The next day is pretty uneventful, except that Bren and I almost missed our connection in Heathrow. The line through customs was painfully long, and then there was a shuttle bus ride to the other terminal, a run to the ticket counter where we were told that they just made a last call for our seats and we’ve just made it, another run to the gate all the way at the end of the hall, and then being seated in the very back of the plane. So, always, always leave at least two hours for transfers at Heathrow. An hour is not nearly enough.

Italy, June 2003, Day 8 Part 1

I’m splitting day 8 into two posts since there’s two separate stories to tell. What happened before we left Praiano, and then our afternoon in Rome.

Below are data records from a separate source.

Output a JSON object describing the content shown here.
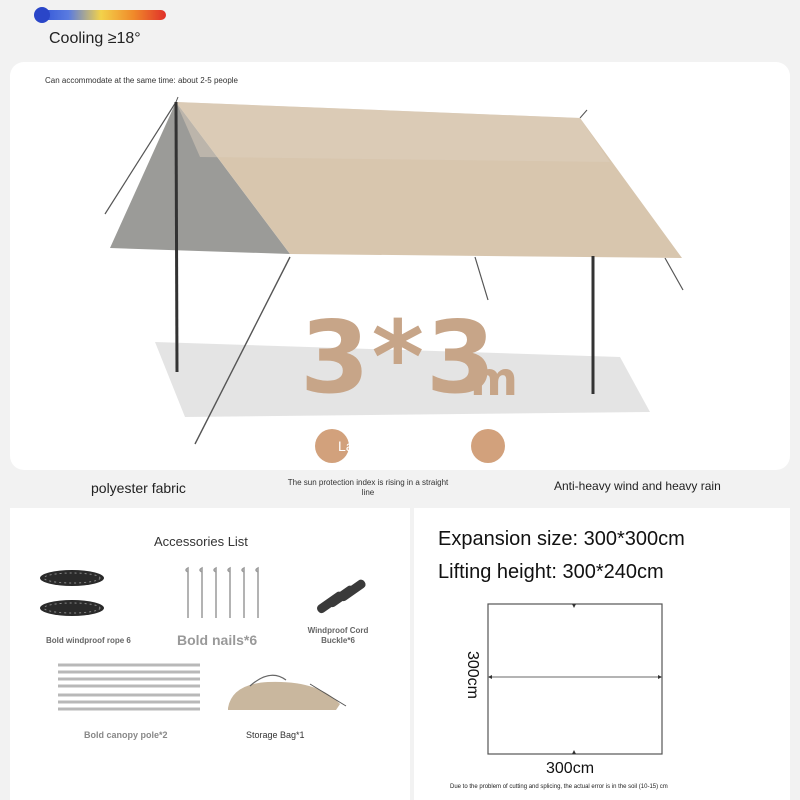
{
  "temperature": {
    "label": "Cooling ≥18°"
  },
  "hero": {
    "capacity": "Can accommodate at the same time: about 2-5 people",
    "size_number": "3*3",
    "size_unit": "m",
    "badge_text": "La                    e"
  },
  "features": {
    "left": "polyester fabric",
    "middle": "The sun protection index is rising in a straight line",
    "right": "Anti-heavy wind and heavy rain"
  },
  "accessories": {
    "title": "Accessories List",
    "items": [
      {
        "label": "Bold windproof rope 6",
        "icon": "rope-icon"
      },
      {
        "label": "Bold nails*6",
        "icon": "nail-icon"
      },
      {
        "label": "Windproof Cord Buckle*6",
        "icon": "buckle-icon"
      },
      {
        "label": "Bold canopy pole*2",
        "icon": "pole-icon"
      },
      {
        "label": "Storage Bag*1",
        "icon": "bag-icon"
      }
    ]
  },
  "specs": {
    "expansion": "Expansion size: 300*300cm",
    "lifting": "Lifting height: 300*240cm",
    "dim_vertical": "300cm",
    "dim_horizontal": "300cm",
    "note": "Due to the problem of cutting and splicing, the actual error is in the soil (10-15) cm"
  },
  "colors": {
    "tent_fabric": "#d8c6ae",
    "size_text": "#c7a588",
    "badge": "#d2a17c"
  }
}
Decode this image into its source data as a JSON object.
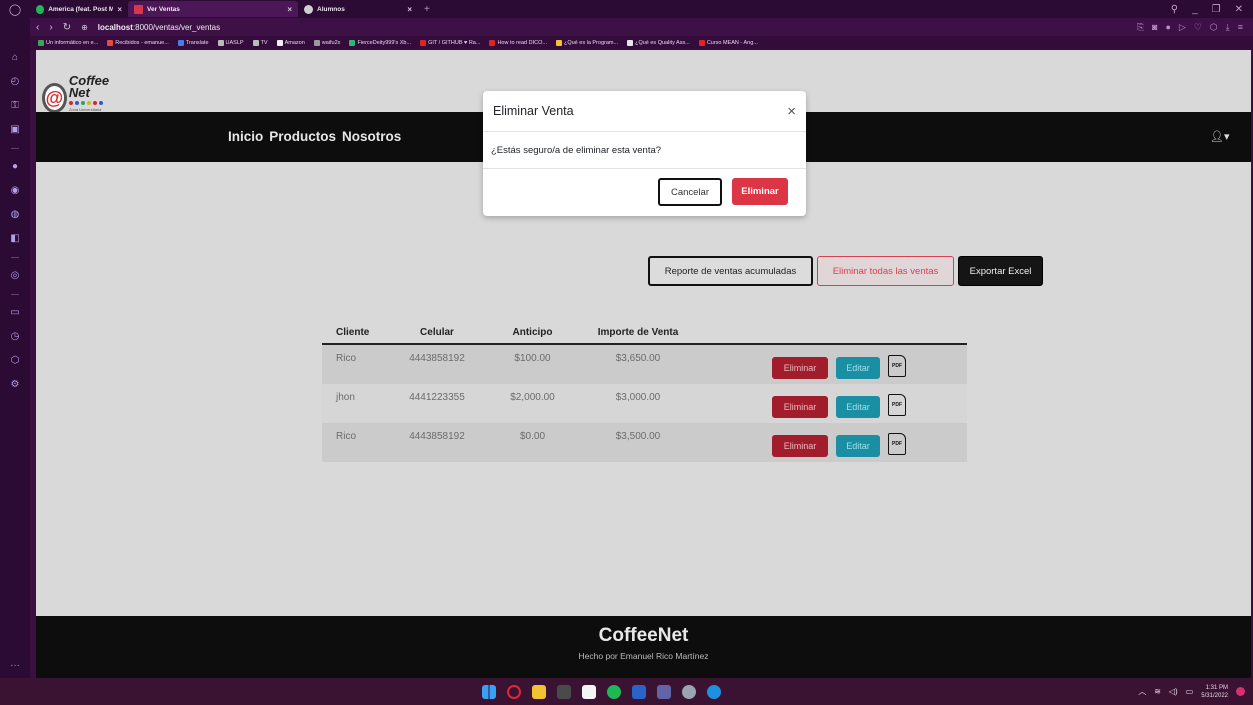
{
  "browser": {
    "tabs": [
      {
        "label": "America (feat. Post Mal",
        "close": "×",
        "color": "#1db954"
      },
      {
        "label": "Ver Ventas",
        "close": "×",
        "color": "#d9364d"
      },
      {
        "label": "Alumnos",
        "close": "×",
        "color": "#7a7a7a"
      }
    ],
    "new_tab": "+",
    "url_host": "localhost",
    "url_path": ":8000/ventas/ver_ventas",
    "bookmarks": [
      {
        "label": "Un informático en e...",
        "color": "#3aa655"
      },
      {
        "label": "Recibidos - emanue...",
        "color": "#e44d3a"
      },
      {
        "label": "Translate",
        "color": "#4c7be3"
      },
      {
        "label": "UASLP",
        "color": "#bbbbbb"
      },
      {
        "label": "TV",
        "color": "#bbbbbb"
      },
      {
        "label": "Amazon",
        "color": "#f0f0f0"
      },
      {
        "label": "waifu2x",
        "color": "#9a9a9a"
      },
      {
        "label": "FierceDeity999's Xb...",
        "color": "#2eb872"
      },
      {
        "label": "GIT / GITHUB ♥ Ra...",
        "color": "#e02424"
      },
      {
        "label": "How to read DICO...",
        "color": "#e02424"
      },
      {
        "label": "¿Qué es la Program...",
        "color": "#f2c230"
      },
      {
        "label": "¿Qué es Quality Ass...",
        "color": "#e6e6e6"
      },
      {
        "label": "Curso MEAN - Ang...",
        "color": "#e02424"
      }
    ]
  },
  "app": {
    "logo_name": "Coffee Net",
    "logo_sub": "Zona Universitaria",
    "logo_sub2": "TODO PARA SUBLIMACIÓN",
    "nav": [
      "Inicio",
      "Productos",
      "Nosotros"
    ],
    "user_icon": "user-icon ▾"
  },
  "actions": {
    "reporte": "Reporte de ventas acumuladas",
    "eliminar_todas": "Eliminar todas las ventas",
    "exportar": "Exportar Excel"
  },
  "table": {
    "headers": [
      "Cliente",
      "Celular",
      "Anticipo",
      "Importe de Venta"
    ],
    "rows": [
      {
        "cliente": "Rico",
        "celular": "4443858192",
        "anticipo": "$100.00",
        "importe": "$3,650.00"
      },
      {
        "cliente": "jhon",
        "celular": "4441223355",
        "anticipo": "$2,000.00",
        "importe": "$3,000.00"
      },
      {
        "cliente": "Rico",
        "celular": "4443858192",
        "anticipo": "$0.00",
        "importe": "$3,500.00"
      }
    ],
    "row_delete": "Eliminar",
    "row_edit": "Editar",
    "pdf_label": "PDF"
  },
  "modal": {
    "title": "Eliminar Venta",
    "close": "×",
    "body": "¿Estás seguro/a de eliminar esta venta?",
    "cancel": "Cancelar",
    "confirm": "Eliminar"
  },
  "footer": {
    "brand": "CoffeeNet",
    "credit": "Hecho por Emanuel Rico Martínez"
  },
  "taskbar": {
    "time": "1:31 PM",
    "date": "5/31/2022"
  },
  "colors": {
    "danger": "#dc3545",
    "info": "#17a2b8",
    "navbar": "#0d0d0d",
    "browser_frame": "#2b0a33"
  }
}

It’s just about time to leave Praiano. Take one last look of those views…

While Keith and Brendan pack the car, Geoff, Gail and I go to the market for one last time to get some water and snacks for the ride to Rome. The old man at the market makes sure to say goodbye. In retrospect, he is very thurough in his check that we are really leaving town for good.

Then once I get back to the car, I realize that I forgot the lemoncello. We cannot leave without that. So I go back to the store (alone) to pick up a few bottles. “Bella,” the old man says. “You’re back!”

“Lemoncello,” I say.

“Come,” he says looking at me waving his arms, like he wants to give me a hug. No big deal I think, we was a helpful guy this week. He was nice to all of us. So I go over, bottles in hand to give him a little hug. Next thing I know I’m getting kissed on the mouth, he’s got one hand on my ass and the other on my right boob. Blech. I still get grossed out and can still feel it, in all it’s whiskery hideousness every single time I tell the story. He was such a sweet old man, and now, forever in my memory he’s a stereotypical Italian perv.

As I pushed him off of me I realize, the whole town is in the store seeing all of this happen. And then, I’ve got to wait in line to pay for the lemoncello, because I’ll be damned if this stops me from taking some home. So I stand in line for what seems like and eternity to pay old man’s wife. She gives me this mean look like I was the one who did something wrong. I just wanted to yell at her and say, “Listen, it was your husband who did that, not me!”

So when I got back to the car I said, “Don’t ever make me go back there. Ever.” Then I proceeded to tell everyone what just happened and they laughed and laughed. I just kept drinking water and occasionally getting disgusted…

Blech.

Switzerland, Airport Day 7

September 16, 2001

We leave terribly early. We are anticipating and get super long lines. It’s the first day of international flights back to the US. We’re a little nervous, but mostly just anxious to get home.

airport

I haven’t flown a lot, so I don’t really have a lot of reference, but the crowds are just amazing. There’s a guy behind us in line, who we ended up calling Crazy Harry trying to butt in line. He’s running his cart full of his family’s luggage into my ankles. Eventually, we figure he’s not quite right and give him a little break, but it’s still frustrationg.

Once we finally almost get to the ticket counter, the girl in front of us is trying frantically to get a seat and being a general pain in the ass to the workers. Yes, we all understand that you want to get home, but so do all of these other people. Then, she has the gall to ask if she’s getting a window seat! You guessed it, she sits next to me.

Disclaimer.

Brendan joined the party on January 2, 2004. He's cool now.

Jessica has never been cool. She is OK with that.

And just so everyone is clear, what we say here is not endorsed by either of our employers.